Whirlpool baths are also known as spa baths and, incorrectly, as Jacuzzis. Jacuzzi is the name of a specific brand of whirlpool bath in the same way that Hoover is the name of a specific brand of vacuum cleaner.
They are baths which use jets to create a swirling motion in the water, similar to that of a whirlpool.
This means that, in addition to the benefits of a standard bath, they also provide a very gentle massage. Because whirlpool baths are so strongly associated with the health and wellness industry (and, in particular spas), there is some degree of perception that their primary use is for relaxation and stress relief.
This image may well be influenced by the fact that TV programmes and films routinely show them in this context. In reality however, the element of massage has very compelling medical benefits for the body as well as the mind, which is why whirlpool baths are also found in many gyms and prescribed by sports trainers and those who manage the fitness of elite sports people. At this time, there has been very little formal research undertaken into the benefits of whirlpool baths in and of themselves.
The Journal of Physical Therapy Science (a U.S.-based publication) did, however, publish an article titled “The Effects of a Warm Whirlpool Bath on Pain and Stiffness of Patients with Chronic Stroke Induced Knee Osteoarthritis”, which concluded that patients who received treatment in a whirlpool bath showed that “the whirlpool treatment was more effective at reducing stiffness” and concluded that “Immersion of the lower extremities in a whirlpool bath was beneficial for patients with chronic stroke-induced knee osteoarthritis.”.

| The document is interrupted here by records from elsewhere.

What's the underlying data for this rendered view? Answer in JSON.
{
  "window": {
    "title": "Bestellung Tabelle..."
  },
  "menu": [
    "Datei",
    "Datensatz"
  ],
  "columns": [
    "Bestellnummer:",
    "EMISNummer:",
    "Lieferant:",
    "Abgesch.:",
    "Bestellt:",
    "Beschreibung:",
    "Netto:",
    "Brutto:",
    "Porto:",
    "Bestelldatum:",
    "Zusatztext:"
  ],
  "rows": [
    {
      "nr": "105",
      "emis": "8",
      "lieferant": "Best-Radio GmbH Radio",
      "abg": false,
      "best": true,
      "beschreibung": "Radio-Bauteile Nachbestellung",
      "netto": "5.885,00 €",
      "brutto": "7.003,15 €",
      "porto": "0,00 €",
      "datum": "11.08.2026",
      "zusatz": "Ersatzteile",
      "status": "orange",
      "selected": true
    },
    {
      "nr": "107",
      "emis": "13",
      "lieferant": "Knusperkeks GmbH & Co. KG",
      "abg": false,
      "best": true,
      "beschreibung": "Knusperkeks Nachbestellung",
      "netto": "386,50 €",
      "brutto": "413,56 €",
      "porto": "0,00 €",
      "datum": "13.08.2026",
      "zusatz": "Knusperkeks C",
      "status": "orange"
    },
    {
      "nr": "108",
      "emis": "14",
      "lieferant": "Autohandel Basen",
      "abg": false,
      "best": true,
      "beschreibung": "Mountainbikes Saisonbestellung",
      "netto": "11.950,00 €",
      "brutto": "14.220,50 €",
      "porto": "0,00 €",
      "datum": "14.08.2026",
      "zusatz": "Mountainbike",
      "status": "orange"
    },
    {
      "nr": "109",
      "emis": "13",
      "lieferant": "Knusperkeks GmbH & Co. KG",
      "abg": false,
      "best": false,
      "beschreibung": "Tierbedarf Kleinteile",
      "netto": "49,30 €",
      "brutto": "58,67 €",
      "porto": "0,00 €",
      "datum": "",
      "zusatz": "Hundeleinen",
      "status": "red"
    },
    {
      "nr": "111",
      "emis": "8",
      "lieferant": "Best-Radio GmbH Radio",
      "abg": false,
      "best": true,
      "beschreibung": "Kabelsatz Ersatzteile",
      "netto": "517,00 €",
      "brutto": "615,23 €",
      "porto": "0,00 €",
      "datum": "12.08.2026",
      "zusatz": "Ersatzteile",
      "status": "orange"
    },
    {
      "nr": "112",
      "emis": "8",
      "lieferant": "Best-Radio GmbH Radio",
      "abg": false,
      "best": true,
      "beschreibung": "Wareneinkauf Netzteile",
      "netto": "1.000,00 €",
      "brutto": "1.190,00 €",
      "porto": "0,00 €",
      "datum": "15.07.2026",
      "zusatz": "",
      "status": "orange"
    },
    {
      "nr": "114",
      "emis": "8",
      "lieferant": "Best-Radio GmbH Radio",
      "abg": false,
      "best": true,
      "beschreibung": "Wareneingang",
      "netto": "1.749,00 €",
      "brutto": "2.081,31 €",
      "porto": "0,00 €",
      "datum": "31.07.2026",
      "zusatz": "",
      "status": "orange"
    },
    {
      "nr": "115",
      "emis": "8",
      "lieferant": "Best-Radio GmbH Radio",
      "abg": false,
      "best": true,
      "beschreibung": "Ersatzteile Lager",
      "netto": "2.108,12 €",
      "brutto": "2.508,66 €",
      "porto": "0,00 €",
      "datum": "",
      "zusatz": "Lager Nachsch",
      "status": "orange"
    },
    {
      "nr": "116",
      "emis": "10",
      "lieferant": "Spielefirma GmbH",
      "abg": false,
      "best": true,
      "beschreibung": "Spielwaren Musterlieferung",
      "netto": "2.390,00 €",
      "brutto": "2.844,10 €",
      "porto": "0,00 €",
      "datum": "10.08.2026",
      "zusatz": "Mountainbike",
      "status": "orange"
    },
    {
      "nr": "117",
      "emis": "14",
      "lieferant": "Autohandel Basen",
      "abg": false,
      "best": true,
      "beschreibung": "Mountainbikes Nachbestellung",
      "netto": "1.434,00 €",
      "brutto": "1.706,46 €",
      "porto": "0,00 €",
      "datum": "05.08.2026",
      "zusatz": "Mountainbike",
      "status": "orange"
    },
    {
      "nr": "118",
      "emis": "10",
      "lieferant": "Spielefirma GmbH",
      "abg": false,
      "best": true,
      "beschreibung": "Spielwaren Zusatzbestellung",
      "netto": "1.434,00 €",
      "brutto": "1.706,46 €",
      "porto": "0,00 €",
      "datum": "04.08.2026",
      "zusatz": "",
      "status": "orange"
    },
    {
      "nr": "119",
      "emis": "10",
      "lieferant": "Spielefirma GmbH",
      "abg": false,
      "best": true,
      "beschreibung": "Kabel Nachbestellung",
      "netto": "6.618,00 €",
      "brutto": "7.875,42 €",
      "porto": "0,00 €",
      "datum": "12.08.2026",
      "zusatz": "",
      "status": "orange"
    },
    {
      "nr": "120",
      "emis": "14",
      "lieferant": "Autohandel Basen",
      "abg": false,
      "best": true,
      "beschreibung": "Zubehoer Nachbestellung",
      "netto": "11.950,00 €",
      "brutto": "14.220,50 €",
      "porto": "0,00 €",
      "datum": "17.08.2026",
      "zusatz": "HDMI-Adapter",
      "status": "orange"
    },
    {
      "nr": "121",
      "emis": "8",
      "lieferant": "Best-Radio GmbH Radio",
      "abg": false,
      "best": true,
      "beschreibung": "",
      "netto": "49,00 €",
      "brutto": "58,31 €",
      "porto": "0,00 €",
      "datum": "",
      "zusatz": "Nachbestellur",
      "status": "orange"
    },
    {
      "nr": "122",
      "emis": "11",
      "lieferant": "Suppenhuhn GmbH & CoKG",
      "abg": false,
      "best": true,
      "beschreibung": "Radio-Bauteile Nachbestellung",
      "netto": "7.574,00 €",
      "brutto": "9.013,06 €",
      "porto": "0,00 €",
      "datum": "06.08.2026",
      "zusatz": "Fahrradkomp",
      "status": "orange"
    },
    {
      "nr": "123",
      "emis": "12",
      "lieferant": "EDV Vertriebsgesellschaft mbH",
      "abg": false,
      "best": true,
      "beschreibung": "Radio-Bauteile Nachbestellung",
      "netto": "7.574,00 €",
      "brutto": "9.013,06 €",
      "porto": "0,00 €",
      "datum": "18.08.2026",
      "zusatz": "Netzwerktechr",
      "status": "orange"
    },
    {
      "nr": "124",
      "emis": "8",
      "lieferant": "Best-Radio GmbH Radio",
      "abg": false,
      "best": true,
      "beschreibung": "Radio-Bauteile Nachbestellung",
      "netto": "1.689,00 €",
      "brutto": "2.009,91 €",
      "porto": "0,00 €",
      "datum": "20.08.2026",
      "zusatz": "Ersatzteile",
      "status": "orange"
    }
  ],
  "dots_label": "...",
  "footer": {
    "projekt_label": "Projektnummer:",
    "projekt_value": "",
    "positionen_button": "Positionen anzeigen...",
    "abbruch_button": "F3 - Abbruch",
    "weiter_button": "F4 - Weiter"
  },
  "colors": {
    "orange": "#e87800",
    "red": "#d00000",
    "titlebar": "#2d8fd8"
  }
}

This study is, of course, specific to one particular condition, but does help to provide validation for the use of whirlpool baths in sports and as a way to provide gentle treatment for joint- and/or muscle-related conditions in general. Ultimately whirlpool baths provide a combination of heat and massage, both of which have recognized health benefits. The fact that heat improves muscle flexibility and can help to reduce muscular pain has been known anecdotally for decades if not more.
Back in the early 1970s, Bikram Choudhury created Bikram Yoga, which was specifically intended to be practiced in a hot room to release toxins from the body and to help with muscle flexibility.

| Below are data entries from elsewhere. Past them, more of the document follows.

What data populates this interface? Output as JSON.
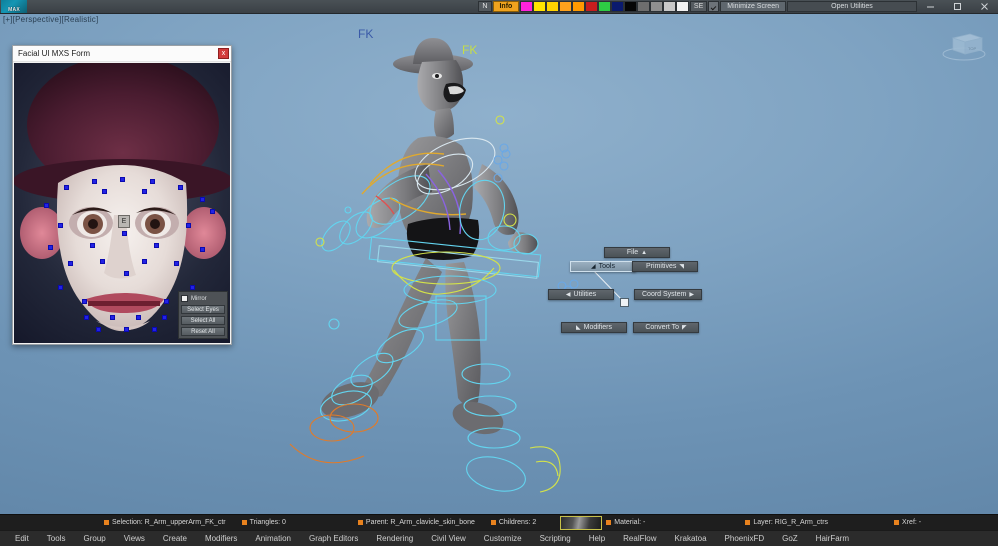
{
  "app": {
    "logo_text": "MAX",
    "viewport_label": "[+][Perspective][Realistic]"
  },
  "toolbar": {
    "n_button": "N",
    "info_button": "Info",
    "se_button": "SE",
    "minimize_screen": "Minimize Screen",
    "open_utilities": "Open Utilities",
    "swatches": [
      "#ff22dd",
      "#ffe400",
      "#ffd400",
      "#ffa21c",
      "#ff9a00",
      "#c61e1e",
      "#2ecc44",
      "#0a1a6e",
      "#060606",
      "#6e6e6e",
      "#8f8f8f",
      "#c9c9c9",
      "#f2f2f2"
    ]
  },
  "window_controls": {
    "minimize": "minimize",
    "restore": "restore",
    "close": "close"
  },
  "face_window": {
    "title": "Facial UI MXS Form",
    "close_label": "x",
    "eye_glyph_label": "E",
    "mirror_label": "Mirror",
    "buttons": [
      {
        "label": "Select Eyes"
      },
      {
        "label": "Select All"
      },
      {
        "label": "Reset All"
      }
    ]
  },
  "quad_menu": {
    "items": [
      {
        "label": "File",
        "arrow": "▲",
        "arrow_pos": "after",
        "hot": false
      },
      {
        "label": "Tools",
        "arrow": "◢",
        "arrow_pos": "before",
        "hot": true
      },
      {
        "label": "Primitives",
        "arrow": "◥",
        "arrow_pos": "after",
        "hot": false
      },
      {
        "label": "Utilities",
        "arrow": "◀",
        "arrow_pos": "before",
        "hot": false
      },
      {
        "label": "Coord System",
        "arrow": "▶",
        "arrow_pos": "after",
        "hot": false
      },
      {
        "label": "Modifiers",
        "arrow": "◣",
        "arrow_pos": "before",
        "hot": false
      },
      {
        "label": "Convert To",
        "arrow": "◤",
        "arrow_pos": "after",
        "hot": false
      }
    ]
  },
  "viewport_annotations": {
    "fk_left": "FK",
    "fk_right": "FK"
  },
  "status_bar": {
    "selection_label": "Selection: R_Arm_upperArm_FK_ctr",
    "triangles_label": "Triangles: 0",
    "parent_label": "Parent: R_Arm_clavicle_skin_bone",
    "children_label": "Childrens: 2",
    "material_label": "Material: -",
    "layer_label": "Layer: RIG_R_Arm_ctrs",
    "xref_label": "Xref: -"
  },
  "menu_bar": {
    "items": [
      "Edit",
      "Tools",
      "Group",
      "Views",
      "Create",
      "Modifiers",
      "Animation",
      "Graph Editors",
      "Rendering",
      "Civil View",
      "Customize",
      "Scripting",
      "Help",
      "RealFlow",
      "Krakatoa",
      "PhoenixFD",
      "GoZ",
      "HairFarm"
    ]
  },
  "colors": {
    "accent_orange": "#e8821e",
    "info_yellow": "#f0a31e",
    "marker_blue": "#2222e6",
    "viewport_blue": "#7fa3c2",
    "close_red": "#d23b3b"
  }
}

Since then, various other forms of “hot yoga” have been developed for much the same reason. Athletes with mild, highly localized muscle injuries automatically reach for muscle spray or muscle rub, which produces immediate heat right where it hurts.
Muscle injuries which relate to a larger area can be treated with heated pads or the old favourite of the hot water bottle. Whirlpool baths can literally provide heat to the whole body at once.
Over recent years, scientists have started to take an interest in determining whether the anecdotal experience of yoga practitioners, athletes and the medical staff who support them, can actually be supported with scientific evidence.
Back in 2013, the Medical Science Monitor (also a U.S.-based publication), published a study on the effect of heat on muscular flexibility.
The study found that “Heat is beneficial in increasing muscle and ligament flexibility and may help reduce athletic injuries”. Of course, any bath can be filled with hot water and heat can be provided in a variety of other ways.
The defining feature of a whirlpool bath is the whirlpool element and the light massage it provides. Just like the use of heat, the use of massage has been a feature of sports training for many years now.
Sport massage therapists help elite sports people to deal with the rigours of training and to promote recovery from muscle strains and other forms of minor injury. General massage therapists, provide all-around mental and physical relaxation, while gently stimulating the body’s systems.
As with heat, over recent years scientists have been starting to take an interest in whether the perceived health benefits of general massage do have any scientific basis.
Hence there have been quite a number of studies into the area, although many of these studies have looked its effect on mental health rather than on physical health.
There was, however, a 2008 study into the use of massage as a treatment for lower back pain, which found that it might be beneficial and recommended further study.
This was followed by further research in 2011, which looked at 2 different types of massage and their effects on lower back pain, as compared to no treatment.
The study concluded that “Massage therapy may be effective for treatment of chronic back pain, with benefits lasting at least 6 months.”. In addition to benefitting muscles and relieving muscular pain, the key effect of massage is to stimulate the body gently. This causes the body’s systems to work more quickly.
In particular it improves blood flow and helps to increase the speed at which toxins are expelled from the body.
These include toxins such as lactic acid, the source of post-exercise muscle cramps. In short therefore, whirlpool baths combine the benefits of both gentle heat and gentle massage.
They are renowned for their stress-relieving qualities, which can be as useful to sportspeople as to the less active. They are also useful for keeping the body in good shape.
As well as promoting muscle flexibility and healing after strain or injury, they also improve circulation and help to cleanse the body thoroughly by promoting the elimination of toxins.
https://www.ncbi.nlm.nih.gov/pmc/articles/PMC3820387/ https://www.ncbi.nlm.nih.gov/pmc/articles/PMC3747018/ https://www.ncbi.nlm.nih.gov/pubmed/18843627 https://www.ncbi.nlm.nih.gov/pubmed/21727288